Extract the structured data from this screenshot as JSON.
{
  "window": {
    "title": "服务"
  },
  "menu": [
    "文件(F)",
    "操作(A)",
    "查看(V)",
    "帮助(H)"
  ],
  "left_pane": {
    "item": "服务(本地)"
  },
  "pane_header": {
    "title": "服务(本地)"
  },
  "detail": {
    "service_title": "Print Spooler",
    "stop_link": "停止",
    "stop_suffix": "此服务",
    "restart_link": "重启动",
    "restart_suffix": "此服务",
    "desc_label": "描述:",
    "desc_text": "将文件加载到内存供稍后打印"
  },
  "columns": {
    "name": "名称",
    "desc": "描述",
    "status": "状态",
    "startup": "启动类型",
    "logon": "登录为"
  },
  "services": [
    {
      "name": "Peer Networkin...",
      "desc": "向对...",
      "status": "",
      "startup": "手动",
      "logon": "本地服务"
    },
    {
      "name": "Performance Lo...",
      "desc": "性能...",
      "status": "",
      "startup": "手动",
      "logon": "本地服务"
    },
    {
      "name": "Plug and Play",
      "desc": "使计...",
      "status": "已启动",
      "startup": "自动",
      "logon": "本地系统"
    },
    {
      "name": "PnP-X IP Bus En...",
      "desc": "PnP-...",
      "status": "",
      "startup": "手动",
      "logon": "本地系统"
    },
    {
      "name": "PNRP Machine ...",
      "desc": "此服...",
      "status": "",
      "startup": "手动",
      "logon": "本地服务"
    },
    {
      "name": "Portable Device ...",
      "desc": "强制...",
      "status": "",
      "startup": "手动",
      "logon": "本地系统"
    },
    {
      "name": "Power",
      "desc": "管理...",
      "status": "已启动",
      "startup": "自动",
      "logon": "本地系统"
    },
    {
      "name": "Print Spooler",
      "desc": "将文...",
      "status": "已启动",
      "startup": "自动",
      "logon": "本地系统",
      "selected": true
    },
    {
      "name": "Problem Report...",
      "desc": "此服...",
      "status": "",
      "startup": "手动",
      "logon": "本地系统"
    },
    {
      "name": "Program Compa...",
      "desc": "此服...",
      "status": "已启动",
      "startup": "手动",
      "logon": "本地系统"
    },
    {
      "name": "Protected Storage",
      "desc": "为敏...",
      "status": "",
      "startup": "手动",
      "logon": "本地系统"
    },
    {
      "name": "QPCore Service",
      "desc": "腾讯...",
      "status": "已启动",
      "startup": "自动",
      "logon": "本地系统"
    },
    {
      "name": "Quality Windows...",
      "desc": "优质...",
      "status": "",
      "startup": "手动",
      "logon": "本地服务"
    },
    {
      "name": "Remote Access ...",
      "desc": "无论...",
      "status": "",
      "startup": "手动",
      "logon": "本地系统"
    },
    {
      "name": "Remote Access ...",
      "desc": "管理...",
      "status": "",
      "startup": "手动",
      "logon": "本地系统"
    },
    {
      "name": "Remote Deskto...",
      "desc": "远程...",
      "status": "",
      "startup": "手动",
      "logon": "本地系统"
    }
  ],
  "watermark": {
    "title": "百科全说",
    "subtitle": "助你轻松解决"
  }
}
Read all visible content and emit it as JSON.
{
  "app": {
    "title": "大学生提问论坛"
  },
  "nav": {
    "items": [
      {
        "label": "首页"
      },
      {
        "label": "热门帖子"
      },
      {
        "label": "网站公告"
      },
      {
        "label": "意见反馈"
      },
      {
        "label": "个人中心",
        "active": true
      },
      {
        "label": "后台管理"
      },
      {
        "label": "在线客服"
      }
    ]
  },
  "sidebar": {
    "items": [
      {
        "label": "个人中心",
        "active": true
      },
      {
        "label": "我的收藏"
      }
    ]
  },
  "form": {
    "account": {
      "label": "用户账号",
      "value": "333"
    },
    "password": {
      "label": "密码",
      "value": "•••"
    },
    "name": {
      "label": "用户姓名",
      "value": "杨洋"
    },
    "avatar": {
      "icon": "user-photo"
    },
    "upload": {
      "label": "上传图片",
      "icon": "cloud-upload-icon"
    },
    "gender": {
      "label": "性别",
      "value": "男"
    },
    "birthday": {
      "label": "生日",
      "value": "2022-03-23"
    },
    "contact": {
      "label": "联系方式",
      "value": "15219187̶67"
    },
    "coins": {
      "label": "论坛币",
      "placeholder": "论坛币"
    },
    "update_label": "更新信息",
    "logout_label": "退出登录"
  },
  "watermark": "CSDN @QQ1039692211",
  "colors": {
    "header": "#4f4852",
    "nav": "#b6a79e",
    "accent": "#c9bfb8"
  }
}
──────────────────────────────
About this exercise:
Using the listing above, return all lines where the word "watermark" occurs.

Expected answer:
  "watermark": {
  "watermark": "CSDN @QQ1039692211",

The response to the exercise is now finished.